- In early August, I spoke at the annual conference for the Coalition of Torah Observant Messianic Congregations (CTOMC), where I gave a presentation on the unity of Jew and Gentile in the Body of Messiah. The basic content involved a review of—what else?—the letter to the Ephesians. The unique aspect was identifying a parallel between the content of Ephesians and Yeshayahu/Isaiah 55-59. That is an amazing study that we hope to present on the blog sometime soon.
- Our commentary on the letter to the Ephesians is in the final stages of review and editing. Soon, it will be submitted for publication. It should be available sometime before the end of the calendar year. The working title is “Ephesians: Handbook for Gentile Integration in a Jewish Community”. That may have to get shaved down a little bit, eventually.
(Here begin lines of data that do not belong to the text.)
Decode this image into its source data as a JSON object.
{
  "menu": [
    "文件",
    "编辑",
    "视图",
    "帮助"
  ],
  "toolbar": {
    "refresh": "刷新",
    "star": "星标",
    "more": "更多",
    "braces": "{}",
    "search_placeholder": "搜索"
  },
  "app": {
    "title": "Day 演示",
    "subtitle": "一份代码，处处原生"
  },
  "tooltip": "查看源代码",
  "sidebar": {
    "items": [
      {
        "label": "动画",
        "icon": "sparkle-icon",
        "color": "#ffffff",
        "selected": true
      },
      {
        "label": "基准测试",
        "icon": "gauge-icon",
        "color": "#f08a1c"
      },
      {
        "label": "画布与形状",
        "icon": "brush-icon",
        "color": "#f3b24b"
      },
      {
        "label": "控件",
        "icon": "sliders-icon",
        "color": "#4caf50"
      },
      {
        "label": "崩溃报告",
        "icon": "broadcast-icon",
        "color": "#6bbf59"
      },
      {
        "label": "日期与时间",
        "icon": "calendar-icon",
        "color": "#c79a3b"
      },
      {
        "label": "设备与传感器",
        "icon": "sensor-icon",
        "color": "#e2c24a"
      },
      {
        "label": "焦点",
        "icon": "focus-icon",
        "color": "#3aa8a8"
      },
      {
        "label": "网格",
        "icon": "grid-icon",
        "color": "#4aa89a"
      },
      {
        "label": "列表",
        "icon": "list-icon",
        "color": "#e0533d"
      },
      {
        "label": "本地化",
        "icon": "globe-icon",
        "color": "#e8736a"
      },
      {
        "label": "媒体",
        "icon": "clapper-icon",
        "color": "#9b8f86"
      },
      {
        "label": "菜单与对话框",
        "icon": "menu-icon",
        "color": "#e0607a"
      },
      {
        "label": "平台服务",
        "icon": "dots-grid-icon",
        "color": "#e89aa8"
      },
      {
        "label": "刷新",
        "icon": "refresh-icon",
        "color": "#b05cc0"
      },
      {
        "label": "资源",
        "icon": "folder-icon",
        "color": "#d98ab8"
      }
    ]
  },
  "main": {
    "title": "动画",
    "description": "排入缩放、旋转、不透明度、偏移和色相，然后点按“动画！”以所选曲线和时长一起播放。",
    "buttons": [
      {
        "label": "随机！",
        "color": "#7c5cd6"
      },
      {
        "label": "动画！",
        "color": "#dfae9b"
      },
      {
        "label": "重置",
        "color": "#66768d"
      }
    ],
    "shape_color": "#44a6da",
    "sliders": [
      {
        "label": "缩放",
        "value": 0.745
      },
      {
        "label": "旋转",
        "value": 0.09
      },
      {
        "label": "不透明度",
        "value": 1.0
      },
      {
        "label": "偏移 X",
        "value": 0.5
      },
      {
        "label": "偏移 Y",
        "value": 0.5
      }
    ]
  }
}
Plans for Articles to Come
- We will continue with postings on Biblical interpretation. There will be ongoing discussions regarding layers of interpretation, historical development, and parallels between Biblical texts and extra-Biblical writings.
- We will be looking at the significance of some passages in the Tanakh, and how they might be applied to the Messiah.
- We hope to move into some studies of particular texts, including Hebrews, Matthew, and Pirkei Avot.
- From time to time, we will probably comment on the developing relationships between Messianic Judaism, Hebrew Christianity, and the Hebrew Roots communities.
We appreciate your continuing support of the Mishkan David. Without your encouragement, we would have no reason to continue producing these articles. If you have any questions, or topics you would like to see addressed here, please feel free to contact us by visiting our “Contact Us” page.
Campfire Torah 5773
Parsha V’zot Haberachah
“And This is the Blessing”
Hey, chaver! Do you realize that you and I have spent a full year listening to the stories of Moshe! During all this time, he has shared with us the family origins and how we came to be followers of Hashem. He gave us this background because we wanted to understand the One we serve, and we wanted to know why we were wandering around in this wretched barren wilderness. Continue reading
Just a little thought to share on the eve of Sukkot. This holiday is also known as “Z’man Simchateinu”, “the Time of our Rejoicing”. It developed out of the ancient harvest festivals, and came to symbolize all that is right with the world. This is when we acknowledge the blessings of Hashem, and the abundance of provision that he gives each year. Continue reading